Zaedja Pagsam Thishing

Captivating stories

Yesterday, I had the opportunity of visiting Rigsum Goenpa in Bomdiling, Trashiyangtse. The monastery is famous for its history, sacred artifacts and, most of all, its murals.

If you visit Trashiyangtse, make sure to do the 2-3 hour trek to Rigsum Goenpa. The trail is broad, and the views of and from the monastery are spectacular.

And once you get there, make sure to visit Lhakhang Wogma, the lower monastery. That’s where you’ll see the rare and exquisite murals of the Zaedja Pagsam Thishing, which is an account of the Buddha’s 108 previous incarnations. These include the popular “Thuenpa Puenzhi” in which the bird was the Buddha’s previous incarnation. And the story of a man, another of the Buddha’s earlier incarnations, who allowed a starving tigress to feed on him so that her cubs would survive.

I couldn’t find the depiction of these two stories. But I did find some others that I recognized. Like the story, pictured here, about the gigantic snake that encircles a group of merchants, and prepares to devour them. Just then a lion and an elephant (the previous incarnations of the Buddha and Shariputra, his foremost disciple, respectively) attack the snake and rescue the merchants. But both lion and elephant are fatally wounded by the snake, and die shortly thereafter. The grateful merchants erect a chorten in memory of their saviors.

Searching for stories in the extensive Zaedja Pagsam Thishing murals is difficult. But it is enjoyable too, especially if done with family and friends.

And here’s the best part: you don’t need to travel all the way to Trashiyangtse to enjoy these murals. The same ones adorn the walls of the Druk Wangyal Lhakhang in Dochula.

Prophesy fulfilled

Eyes of compassion

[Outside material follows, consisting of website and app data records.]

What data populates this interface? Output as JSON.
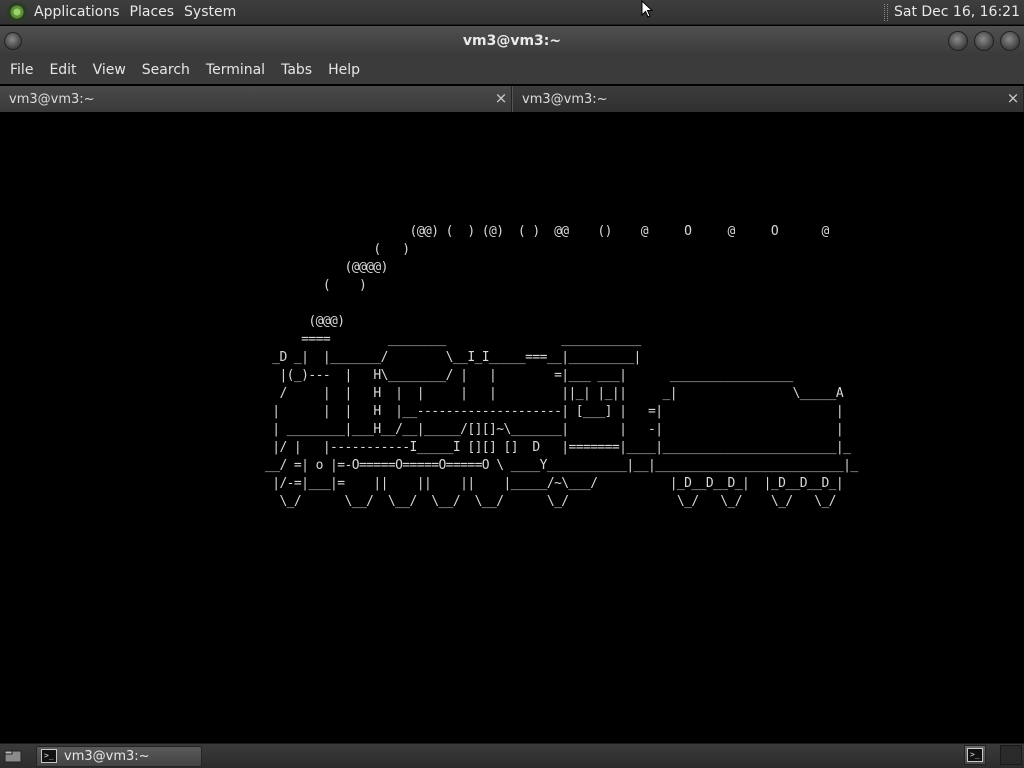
{
  "top_panel": {
    "menus": [
      "Applications",
      "Places",
      "System"
    ],
    "clock": "Sat Dec 16, 16:21"
  },
  "window": {
    "title": "vm3@vm3:~"
  },
  "menubar": {
    "items": [
      "File",
      "Edit",
      "View",
      "Search",
      "Terminal",
      "Tabs",
      "Help"
    ]
  },
  "tabs": [
    {
      "label": "vm3@vm3:~",
      "close": "×"
    },
    {
      "label": "vm3@vm3:~",
      "close": "×"
    }
  ],
  "terminal": {
    "content": "                    (@@) (  ) (@)  ( )  @@    ()    @     O     @     O      @\n               (   )\n           (@@@@)\n        (    )\n\n      (@@@)\n     ====        ________                ___________\n _D _|  |_______/        \\__I_I_____===__|_________|\n  |(_)---  |   H\\________/ |   |        =|___ ___|      _________________\n  /     |  |   H  |  |     |   |         ||_| |_||     _|                \\_____A\n |      |  |   H  |__--------------------| [___] |   =|                        |\n | ________|___H__/__|_____/[][]~\\_______|       |   -|                        |\n |/ |   |-----------I_____I [][] []  D   |=======|____|________________________|_\n__/ =| o |=-O=====O=====O=====O \\ ____Y___________|__|__________________________|_\n |/-=|___|=    ||    ||    ||    |_____/~\\___/          |_D__D__D_|  |_D__D__D_|\n  \\_/      \\__/  \\__/  \\__/  \\__/      \\_/               \\_/   \\_/    \\_/   \\_/"
  },
  "bottom_panel": {
    "task": "vm3@vm3:~"
  }
}
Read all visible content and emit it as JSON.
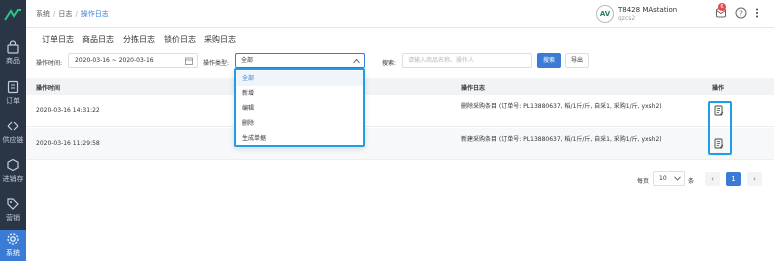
{
  "sidebar": {
    "items": [
      {
        "label": "商品",
        "icon": "bag-icon"
      },
      {
        "label": "订单",
        "icon": "document-icon"
      },
      {
        "label": "供应链",
        "icon": "exchange-icon"
      },
      {
        "label": "进销存",
        "icon": "hexagon-icon"
      },
      {
        "label": "营销",
        "icon": "tag-icon"
      },
      {
        "label": "系统",
        "icon": "gear-icon"
      }
    ]
  },
  "header": {
    "breadcrumb": [
      "系统",
      "日志",
      "操作日志"
    ],
    "user_name": "T8428 MAstation",
    "user_id": "qzcs2",
    "avatar_text": "AV",
    "notification_count": "6"
  },
  "tabs": [
    "订单日志",
    "商品日志",
    "分拣日志",
    "锁价日志",
    "采购日志"
  ],
  "filters": {
    "time_label": "操作时间:",
    "date_range": "2020-03-16 ~ 2020-03-16",
    "type_label": "操作类型:",
    "type_selected": "全部",
    "search_label": "搜索:",
    "search_placeholder": "请输入商品名称、操作人",
    "search_button": "搜索",
    "export_button": "导出"
  },
  "table": {
    "columns": [
      "操作时间",
      "操作日志",
      "操作"
    ],
    "rows": [
      {
        "time": "2020-03-16 14:31:22",
        "log": "删除采购条目 (订单号: PL13880637, 稻/1斤/斤, 自采1, 采购1/斤, yxsh2)"
      },
      {
        "time": "2020-03-16 11:29:58",
        "log": "新建采购条目 (订单号: PL13880637, 稻/1斤/斤, 自采1, 采购1/斤, yxsh2)"
      }
    ]
  },
  "pagination": {
    "per_page_label": "每页",
    "per_page_value": "10",
    "unit_label": "条",
    "prev": "‹",
    "current": "1",
    "next": "›"
  },
  "dropdown": {
    "options": [
      "全部",
      "新增",
      "编辑",
      "删除",
      "生成单据"
    ],
    "selected_index": 0
  },
  "colors": {
    "accent": "#3a7bd5",
    "sidebar_bg": "#2a3545",
    "highlight_border": "#1f9ee6"
  }
}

Many years ago, while resting in Mesina, Je Geshe Gedun Rinchen, surveyed the horizons, and predicted that, one day, a monastery would be built on the high hill that stood before him.

Yesterday, that prophesy was fulfilled. In a sacred ceremony, His Holiness the Je Khenpo consecrated Bhutan’s newest monastery, the Sangchhen Dorji Lhendup Lhakhang. The monastery, built in traditional Bhutanese style, stands on the prophesized site, a prominent ridge overlooking almost all of Punakha, Wangduephodrang and Toebasa.

The monument was painstakingly built by Yab Ugyen Dorji over the last two years, and is a showpiece of traditional art and craft. The stone masonry is precise, the wood carvings are intricate, the murals are exquisite, and the gigantic bronze statue of Chenrigzig Chagtong Chentong – crafted completely in Bhutan – is simply awesome.

The monastery also demonstrates that our spiritual heritage continues to flourish – it was presented to His Majesty the King and the people of Bhutan, and has already become a seat for higher education and meditation for nuns.

Sangchhen Dorji Lhendup Lhakhang and its accompanying stupa now occupy the high ridge that once returned Je Geshe Gedun’s benign gaze. There’s no doubt that the perspicacious Geshe could already see that the countless travelers passing through Mesina would admire the monastery – featured in our banner – and offer quiet prayers for all sentient beings.